Sasol cites economic volatility, Transnet and Eskom issues for plunge in interim profits

Sasol recorded a R3.9 billion in impairments from the Secunda liquid fuels refinery for the first half year to December 31. Photo: Reuters

Sasol recorded a R3.9 billion in impairments from the Secunda liquid fuels refinery for the first half year to December 31. Photo: Reuters

Published Feb 27, 2024


Petrochemicals giant Sasol has cited economic volatility as well as power supply and logistics constraints for its 34% lower profit for the first half year to December 31, a period in which it also recorded R3.9 billion in impairments from the Secunda liquid fuels refinery.

Impairments in Secunda have been remeasured from R8.1bn a year earlier.

The R3.9bn suffered on Secunda brings up the total for Sasol’s remeasured items – including impairments on Chemicals Africa – to R5.8bn compared to R6.4bn.

The impairments on Secunda have been driven by a further deterioration assumed on the macroeconomic outlook, including Brent Crude oil and electricity prices, which have driven up the full amount of capital expenditure incurred during the period of the facility.

An impairment of R1.2bn has also been incurred on Chemicals Africa Chlor-Alkali & PVC and polyethylene due to lower selling prices associated with reduced market demand.

Headline earnings per share (HEPS) in Sasol for the six-month period under review have lowered by 34% compared to the same period a year ago to R20.37 per share. This was after earnings before interest and tax (Ebit) of R15.9bn also fell by R8.3bn, or 34%, over the same period.

“The variance to the prior period is mainly due to lower revenue and lower gains on the valuation of financial instruments and derivative contracts, offset by lower chemical feed-stock prices in Europe, Asia and the United States of America,” Sasol said.

The company’s shares on the JSE traded weaker after the announcement of the plunge in profits, softening as much as 5% in morning trade before narrowing down the losses to 1.79% in afternoon trade at around R143.39.

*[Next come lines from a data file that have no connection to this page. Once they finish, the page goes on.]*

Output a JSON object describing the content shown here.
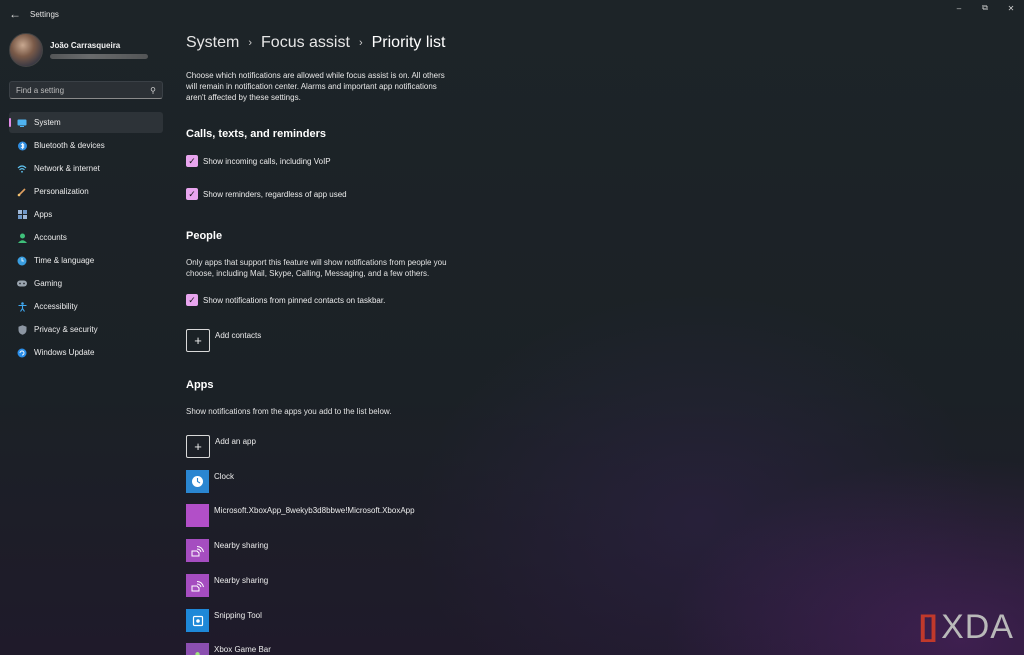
{
  "titlebar": {
    "back_icon": "back-arrow-icon",
    "title": "Settings",
    "controls": [
      "minimize-icon",
      "maximize-icon",
      "close-icon"
    ]
  },
  "profile": {
    "name": "João Carrasqueira"
  },
  "search": {
    "placeholder": "Find a setting",
    "icon": "search-icon"
  },
  "nav": {
    "accent": "#e28ce9",
    "items": [
      {
        "label": "System",
        "icon": "monitor-icon",
        "active": true
      },
      {
        "label": "Bluetooth & devices",
        "icon": "bluetooth-icon"
      },
      {
        "label": "Network & internet",
        "icon": "wifi-icon"
      },
      {
        "label": "Personalization",
        "icon": "brush-icon"
      },
      {
        "label": "Apps",
        "icon": "apps-grid-icon"
      },
      {
        "label": "Accounts",
        "icon": "person-icon"
      },
      {
        "label": "Time & language",
        "icon": "globe-clock-icon"
      },
      {
        "label": "Gaming",
        "icon": "gamepad-icon"
      },
      {
        "label": "Accessibility",
        "icon": "accessibility-icon"
      },
      {
        "label": "Privacy & security",
        "icon": "shield-icon"
      },
      {
        "label": "Windows Update",
        "icon": "refresh-icon"
      }
    ]
  },
  "breadcrumb": {
    "items": [
      "System",
      "Focus assist",
      "Priority list"
    ]
  },
  "intro": "Choose which notifications are allowed while focus assist is on. All others will remain in notification center. Alarms and important app notifications aren't affected by these settings.",
  "calls": {
    "title": "Calls, texts, and reminders",
    "option1": "Show incoming calls, including VoIP",
    "option2": "Show reminders, regardless of app used"
  },
  "people": {
    "title": "People",
    "description": "Only apps that support this feature will show notifications from people you choose, including Mail, Skype, Calling, Messaging, and a few others.",
    "option1": "Show notifications from pinned contacts on taskbar.",
    "add_label": "Add contacts"
  },
  "apps": {
    "title": "Apps",
    "description": "Show notifications from the apps you add to the list below.",
    "add_label": "Add an app",
    "list": [
      {
        "name": "Clock",
        "icon": "clock-icon"
      },
      {
        "name": "Microsoft.XboxApp_8wekyb3d8bbwe!Microsoft.XboxApp",
        "icon": "xbox-app-icon"
      },
      {
        "name": "Nearby sharing",
        "icon": "nearby-sharing-icon"
      },
      {
        "name": "Nearby sharing",
        "icon": "nearby-sharing-icon"
      },
      {
        "name": "Snipping Tool",
        "icon": "snipping-tool-icon"
      },
      {
        "name": "Xbox Game Bar",
        "icon": "xbox-game-bar-icon"
      }
    ]
  },
  "watermark": {
    "text": "XDA",
    "bracket_color": "#c0392b"
  }
}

Despite the fall in profitability for the period, Sasol declared an interim dividend of R2 per share.

“Sasol’s performance continued to be negatively impacted by the continued volatile macroeconomic environment, with weaker oil and petrochemical prices, unstable product demand and continued inflationary pressure,” the company said.

Although there had been some operational improvements in South Africa, persistent underperformance of state-owned enterprises involved in Sasol’s value chain such as Eskom and Transnet, as well as a weaker global growth outlook, “continue to” affect its business performance.

Revenue for the period declined from R149.8bn to R136.3bn on the back of “lower chemical product prices” across all regions.

“Our South African suppliers and customers continue to face business disruptions due to challenges at Eskom and Transnet. Sasol continues to engage with the South African government to assist both Eskom and Transnet to address the associated energy and supply chain constraints,” it said.

However, there was an improvement in Sasol’s energy business as a result of “higher production and productivity” owing to the implementation of the operational mitigation plans.

At the company’s SO business, increased production volumes were recorded. In the prior year, the business suffered a complete shutdown compared to a phased shutdown during the half-year period ended December 31, 2023.

Despite this, the rand oil price and inflationary pressures continued to impact Sasol’s liquid fuels segment. It had started the the roll-out of its full potential programme at Shondoni and Thubelisha collieries during the period under review.

Challenging market conditions and macroeconomic weakness, especially in China, persisted for the chemicals division, with customer destocking negatively impacting global demand.

“The average sales basket price for H1 FY24 was 24% lower than H1 FY23, with the decrease driven by a combination of lower oil, feedstock and energy prices and the aforementioned weak market demand,” Sasol explained.

Chemicals volumes for the period were, nonetheless, 4% stronger for the period, propelled by higher ethylene and polyethylene sales in the US as well as improved production and supply chain performance in Africa, offset by continued lower demand in Eurasia.

Liquid fuel sales volumes only marginally firmed up by 1% compared to the prior contrasting period owing to an oversupply in the South African market.

Meanwhile, the sales volume outlook for the year remains in line with Sasol’s previous market guidance of between 51 and 54 million barrels, with the decline in product prices over the half year end resulting in a lower standard cost of stock, which may impact variable cost negatively.